-- Goal of the exercise --
Report each line of the material below where the word "timed" can be found.

-- Provided data --
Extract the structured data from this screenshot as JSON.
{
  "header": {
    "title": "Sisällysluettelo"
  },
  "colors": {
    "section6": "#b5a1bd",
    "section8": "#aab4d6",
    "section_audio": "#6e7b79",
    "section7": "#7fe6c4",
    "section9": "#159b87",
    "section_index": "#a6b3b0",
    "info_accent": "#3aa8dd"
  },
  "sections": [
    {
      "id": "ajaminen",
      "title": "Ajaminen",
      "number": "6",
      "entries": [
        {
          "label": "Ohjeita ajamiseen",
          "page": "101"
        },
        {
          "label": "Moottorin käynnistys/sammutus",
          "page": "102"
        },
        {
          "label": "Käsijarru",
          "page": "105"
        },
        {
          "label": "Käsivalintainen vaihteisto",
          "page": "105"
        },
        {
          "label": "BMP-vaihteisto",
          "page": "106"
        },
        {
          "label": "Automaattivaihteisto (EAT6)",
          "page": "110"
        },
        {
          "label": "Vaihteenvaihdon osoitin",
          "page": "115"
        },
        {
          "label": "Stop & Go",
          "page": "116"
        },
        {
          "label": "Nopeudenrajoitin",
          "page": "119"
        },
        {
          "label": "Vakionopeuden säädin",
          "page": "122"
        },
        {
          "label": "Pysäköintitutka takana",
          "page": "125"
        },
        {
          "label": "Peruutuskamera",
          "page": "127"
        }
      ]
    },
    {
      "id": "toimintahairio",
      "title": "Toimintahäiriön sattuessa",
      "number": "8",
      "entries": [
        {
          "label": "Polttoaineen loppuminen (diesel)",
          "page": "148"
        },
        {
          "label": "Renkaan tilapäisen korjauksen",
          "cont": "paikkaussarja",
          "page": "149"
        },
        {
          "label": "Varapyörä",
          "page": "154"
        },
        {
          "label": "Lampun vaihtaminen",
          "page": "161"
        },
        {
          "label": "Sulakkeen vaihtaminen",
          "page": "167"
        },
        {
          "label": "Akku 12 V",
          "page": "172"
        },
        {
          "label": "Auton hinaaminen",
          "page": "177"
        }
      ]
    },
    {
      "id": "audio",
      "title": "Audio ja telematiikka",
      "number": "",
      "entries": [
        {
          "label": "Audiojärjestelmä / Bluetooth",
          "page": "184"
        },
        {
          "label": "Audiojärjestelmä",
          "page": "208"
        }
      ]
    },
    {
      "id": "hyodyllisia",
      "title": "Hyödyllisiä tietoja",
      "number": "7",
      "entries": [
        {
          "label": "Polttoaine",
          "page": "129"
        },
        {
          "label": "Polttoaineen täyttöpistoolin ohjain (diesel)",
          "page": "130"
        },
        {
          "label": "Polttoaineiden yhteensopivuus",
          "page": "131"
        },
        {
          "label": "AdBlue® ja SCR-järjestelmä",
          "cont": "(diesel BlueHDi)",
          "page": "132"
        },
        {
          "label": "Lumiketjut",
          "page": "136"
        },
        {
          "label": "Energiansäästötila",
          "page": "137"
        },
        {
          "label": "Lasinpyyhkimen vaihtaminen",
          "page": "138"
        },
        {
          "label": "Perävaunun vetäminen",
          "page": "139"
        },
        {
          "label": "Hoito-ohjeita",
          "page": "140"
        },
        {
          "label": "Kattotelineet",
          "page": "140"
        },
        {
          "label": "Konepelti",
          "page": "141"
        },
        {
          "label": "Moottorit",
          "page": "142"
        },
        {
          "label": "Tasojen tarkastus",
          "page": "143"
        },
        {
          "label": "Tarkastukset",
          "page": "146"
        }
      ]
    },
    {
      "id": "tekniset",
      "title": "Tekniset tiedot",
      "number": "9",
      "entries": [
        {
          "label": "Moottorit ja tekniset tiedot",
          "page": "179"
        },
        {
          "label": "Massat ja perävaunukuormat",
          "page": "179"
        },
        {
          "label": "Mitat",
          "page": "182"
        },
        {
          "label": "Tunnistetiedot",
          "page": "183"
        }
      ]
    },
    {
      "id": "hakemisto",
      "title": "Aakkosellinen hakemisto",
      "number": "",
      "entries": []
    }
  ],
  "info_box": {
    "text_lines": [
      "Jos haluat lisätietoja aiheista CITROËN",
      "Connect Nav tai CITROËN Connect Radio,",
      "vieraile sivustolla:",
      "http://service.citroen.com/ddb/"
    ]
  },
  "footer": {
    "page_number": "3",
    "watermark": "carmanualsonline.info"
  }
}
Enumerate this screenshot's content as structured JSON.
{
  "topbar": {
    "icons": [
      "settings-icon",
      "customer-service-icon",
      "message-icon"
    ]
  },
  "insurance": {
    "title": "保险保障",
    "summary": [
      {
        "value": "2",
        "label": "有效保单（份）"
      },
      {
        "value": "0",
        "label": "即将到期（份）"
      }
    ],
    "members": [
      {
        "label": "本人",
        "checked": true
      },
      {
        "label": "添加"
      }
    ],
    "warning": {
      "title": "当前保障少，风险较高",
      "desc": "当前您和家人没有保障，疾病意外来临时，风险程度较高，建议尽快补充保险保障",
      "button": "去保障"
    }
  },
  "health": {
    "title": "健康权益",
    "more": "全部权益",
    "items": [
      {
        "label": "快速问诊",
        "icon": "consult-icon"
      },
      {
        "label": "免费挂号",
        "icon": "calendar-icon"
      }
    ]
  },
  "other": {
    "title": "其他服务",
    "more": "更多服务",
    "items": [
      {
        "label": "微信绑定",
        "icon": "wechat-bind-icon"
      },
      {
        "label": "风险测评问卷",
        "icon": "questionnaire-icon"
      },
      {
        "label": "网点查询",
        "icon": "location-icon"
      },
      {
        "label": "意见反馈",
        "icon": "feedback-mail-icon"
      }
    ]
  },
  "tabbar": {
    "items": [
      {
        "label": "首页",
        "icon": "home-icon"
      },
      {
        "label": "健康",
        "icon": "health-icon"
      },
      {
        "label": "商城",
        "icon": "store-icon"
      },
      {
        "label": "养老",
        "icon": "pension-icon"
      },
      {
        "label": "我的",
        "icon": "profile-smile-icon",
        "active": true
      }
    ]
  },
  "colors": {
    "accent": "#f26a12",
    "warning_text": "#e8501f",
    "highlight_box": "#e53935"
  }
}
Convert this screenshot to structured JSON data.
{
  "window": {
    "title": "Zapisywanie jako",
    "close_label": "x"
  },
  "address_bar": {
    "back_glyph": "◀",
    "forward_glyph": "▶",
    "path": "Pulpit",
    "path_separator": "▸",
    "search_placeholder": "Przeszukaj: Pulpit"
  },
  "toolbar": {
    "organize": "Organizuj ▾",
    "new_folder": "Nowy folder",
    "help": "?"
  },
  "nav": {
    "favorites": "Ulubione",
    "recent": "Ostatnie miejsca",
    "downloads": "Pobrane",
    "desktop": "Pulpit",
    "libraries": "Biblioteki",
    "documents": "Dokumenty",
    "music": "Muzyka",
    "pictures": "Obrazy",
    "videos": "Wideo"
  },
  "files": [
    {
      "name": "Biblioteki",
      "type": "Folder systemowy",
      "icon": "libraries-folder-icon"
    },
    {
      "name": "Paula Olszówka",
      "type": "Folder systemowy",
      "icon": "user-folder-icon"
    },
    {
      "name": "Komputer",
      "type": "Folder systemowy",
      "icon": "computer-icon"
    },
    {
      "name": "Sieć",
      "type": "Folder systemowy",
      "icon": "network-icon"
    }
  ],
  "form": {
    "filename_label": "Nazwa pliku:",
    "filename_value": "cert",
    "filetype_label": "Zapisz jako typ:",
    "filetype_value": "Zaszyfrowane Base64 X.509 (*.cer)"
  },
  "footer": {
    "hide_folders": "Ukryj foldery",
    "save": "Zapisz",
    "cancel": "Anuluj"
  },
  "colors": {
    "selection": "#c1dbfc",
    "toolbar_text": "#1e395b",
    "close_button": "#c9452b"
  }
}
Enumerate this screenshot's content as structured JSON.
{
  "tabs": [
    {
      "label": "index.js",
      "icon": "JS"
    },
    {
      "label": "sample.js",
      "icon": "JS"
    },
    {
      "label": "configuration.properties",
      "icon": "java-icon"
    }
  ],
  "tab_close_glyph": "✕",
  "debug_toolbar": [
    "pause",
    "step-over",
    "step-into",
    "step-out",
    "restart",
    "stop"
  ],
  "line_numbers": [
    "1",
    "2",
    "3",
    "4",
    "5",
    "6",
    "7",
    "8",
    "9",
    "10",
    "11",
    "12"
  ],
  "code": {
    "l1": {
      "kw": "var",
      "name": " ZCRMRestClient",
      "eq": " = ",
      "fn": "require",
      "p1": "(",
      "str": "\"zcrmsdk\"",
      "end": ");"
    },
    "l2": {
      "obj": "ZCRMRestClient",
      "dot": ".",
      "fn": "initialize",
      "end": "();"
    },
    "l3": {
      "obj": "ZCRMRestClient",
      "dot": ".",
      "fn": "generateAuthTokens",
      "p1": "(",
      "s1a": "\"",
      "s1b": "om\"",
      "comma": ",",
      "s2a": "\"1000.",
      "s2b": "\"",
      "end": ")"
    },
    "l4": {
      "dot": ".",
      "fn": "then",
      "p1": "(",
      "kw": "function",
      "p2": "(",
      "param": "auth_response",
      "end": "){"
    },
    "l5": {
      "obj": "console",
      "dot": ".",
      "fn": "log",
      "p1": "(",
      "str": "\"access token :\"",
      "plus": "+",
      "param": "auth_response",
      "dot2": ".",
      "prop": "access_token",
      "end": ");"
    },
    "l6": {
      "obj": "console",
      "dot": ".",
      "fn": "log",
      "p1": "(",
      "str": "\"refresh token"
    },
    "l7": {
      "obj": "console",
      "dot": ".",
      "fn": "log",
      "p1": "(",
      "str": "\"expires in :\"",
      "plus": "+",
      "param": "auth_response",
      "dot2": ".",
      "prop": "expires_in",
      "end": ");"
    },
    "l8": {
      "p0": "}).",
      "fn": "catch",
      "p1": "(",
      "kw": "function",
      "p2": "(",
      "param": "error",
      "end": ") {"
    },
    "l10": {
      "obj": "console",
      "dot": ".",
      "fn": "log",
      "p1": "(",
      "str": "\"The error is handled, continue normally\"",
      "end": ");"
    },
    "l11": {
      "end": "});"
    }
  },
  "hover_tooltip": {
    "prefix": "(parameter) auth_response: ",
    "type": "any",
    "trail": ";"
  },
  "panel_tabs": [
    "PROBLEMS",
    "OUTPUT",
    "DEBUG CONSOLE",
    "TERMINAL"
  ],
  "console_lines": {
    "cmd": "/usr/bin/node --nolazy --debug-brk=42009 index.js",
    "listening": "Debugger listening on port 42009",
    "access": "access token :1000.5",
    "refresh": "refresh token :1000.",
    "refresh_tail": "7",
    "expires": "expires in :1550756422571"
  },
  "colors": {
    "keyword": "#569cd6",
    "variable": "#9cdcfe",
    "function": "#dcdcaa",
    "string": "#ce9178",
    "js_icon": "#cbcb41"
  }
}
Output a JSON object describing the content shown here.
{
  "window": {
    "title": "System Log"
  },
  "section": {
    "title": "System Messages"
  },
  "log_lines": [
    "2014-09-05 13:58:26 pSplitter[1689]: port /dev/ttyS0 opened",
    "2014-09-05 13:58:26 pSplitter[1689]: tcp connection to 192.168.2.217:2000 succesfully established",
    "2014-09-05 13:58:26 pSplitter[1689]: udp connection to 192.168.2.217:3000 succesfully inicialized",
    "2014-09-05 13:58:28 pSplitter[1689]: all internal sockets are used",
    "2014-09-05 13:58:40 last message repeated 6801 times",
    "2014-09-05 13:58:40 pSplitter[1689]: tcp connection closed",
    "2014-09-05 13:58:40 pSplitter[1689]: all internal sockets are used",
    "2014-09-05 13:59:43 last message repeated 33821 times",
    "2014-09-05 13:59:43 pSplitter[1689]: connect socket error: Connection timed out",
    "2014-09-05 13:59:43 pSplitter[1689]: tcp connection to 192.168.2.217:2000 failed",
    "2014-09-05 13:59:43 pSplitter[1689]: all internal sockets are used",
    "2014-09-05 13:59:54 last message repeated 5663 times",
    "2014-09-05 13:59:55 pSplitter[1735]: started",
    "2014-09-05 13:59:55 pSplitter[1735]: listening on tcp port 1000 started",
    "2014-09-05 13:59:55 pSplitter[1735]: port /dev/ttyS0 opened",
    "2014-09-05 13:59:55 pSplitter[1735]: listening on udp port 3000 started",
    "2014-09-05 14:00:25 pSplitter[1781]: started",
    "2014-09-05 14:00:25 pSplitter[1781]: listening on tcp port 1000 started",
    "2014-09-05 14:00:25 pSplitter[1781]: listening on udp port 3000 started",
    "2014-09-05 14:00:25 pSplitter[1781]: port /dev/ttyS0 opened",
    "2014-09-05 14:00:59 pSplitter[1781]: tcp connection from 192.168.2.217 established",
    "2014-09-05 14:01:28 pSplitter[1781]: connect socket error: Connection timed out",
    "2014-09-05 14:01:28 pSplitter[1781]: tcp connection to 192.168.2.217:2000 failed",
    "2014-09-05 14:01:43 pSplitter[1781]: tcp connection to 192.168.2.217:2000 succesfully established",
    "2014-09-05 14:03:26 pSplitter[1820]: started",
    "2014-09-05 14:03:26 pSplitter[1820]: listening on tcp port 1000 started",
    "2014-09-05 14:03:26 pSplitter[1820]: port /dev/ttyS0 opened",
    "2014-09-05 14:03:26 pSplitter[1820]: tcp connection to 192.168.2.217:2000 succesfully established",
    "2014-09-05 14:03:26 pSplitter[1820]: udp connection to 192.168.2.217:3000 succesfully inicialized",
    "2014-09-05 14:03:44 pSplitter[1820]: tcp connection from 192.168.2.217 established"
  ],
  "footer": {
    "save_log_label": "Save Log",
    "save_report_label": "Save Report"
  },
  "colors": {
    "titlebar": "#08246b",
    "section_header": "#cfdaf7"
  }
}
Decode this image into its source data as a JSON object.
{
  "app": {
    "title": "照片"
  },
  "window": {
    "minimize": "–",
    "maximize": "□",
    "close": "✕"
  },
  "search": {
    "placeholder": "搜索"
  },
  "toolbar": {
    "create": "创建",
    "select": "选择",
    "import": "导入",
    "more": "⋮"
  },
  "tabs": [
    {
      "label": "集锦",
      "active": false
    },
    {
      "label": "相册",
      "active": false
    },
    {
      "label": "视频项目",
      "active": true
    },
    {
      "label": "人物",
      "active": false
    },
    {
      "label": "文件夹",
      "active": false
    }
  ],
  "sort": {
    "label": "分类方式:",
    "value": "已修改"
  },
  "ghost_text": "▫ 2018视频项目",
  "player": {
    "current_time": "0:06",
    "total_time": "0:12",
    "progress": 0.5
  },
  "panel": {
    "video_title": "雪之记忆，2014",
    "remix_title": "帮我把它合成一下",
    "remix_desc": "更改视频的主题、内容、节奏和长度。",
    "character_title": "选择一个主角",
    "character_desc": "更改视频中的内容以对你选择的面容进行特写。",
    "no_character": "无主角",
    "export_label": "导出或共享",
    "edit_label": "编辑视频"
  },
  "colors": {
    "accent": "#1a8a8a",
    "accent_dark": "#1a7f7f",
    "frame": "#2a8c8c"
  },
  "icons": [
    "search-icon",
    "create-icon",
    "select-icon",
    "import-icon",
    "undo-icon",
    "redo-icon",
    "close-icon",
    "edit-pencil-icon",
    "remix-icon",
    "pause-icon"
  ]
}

-- Response for this exercise --
    "2014-09-05 13:59:43 pSplitter[1689]: connect socket error: Connection timed out",
    "2014-09-05 14:01:28 pSplitter[1781]: connect socket error: Connection timed out",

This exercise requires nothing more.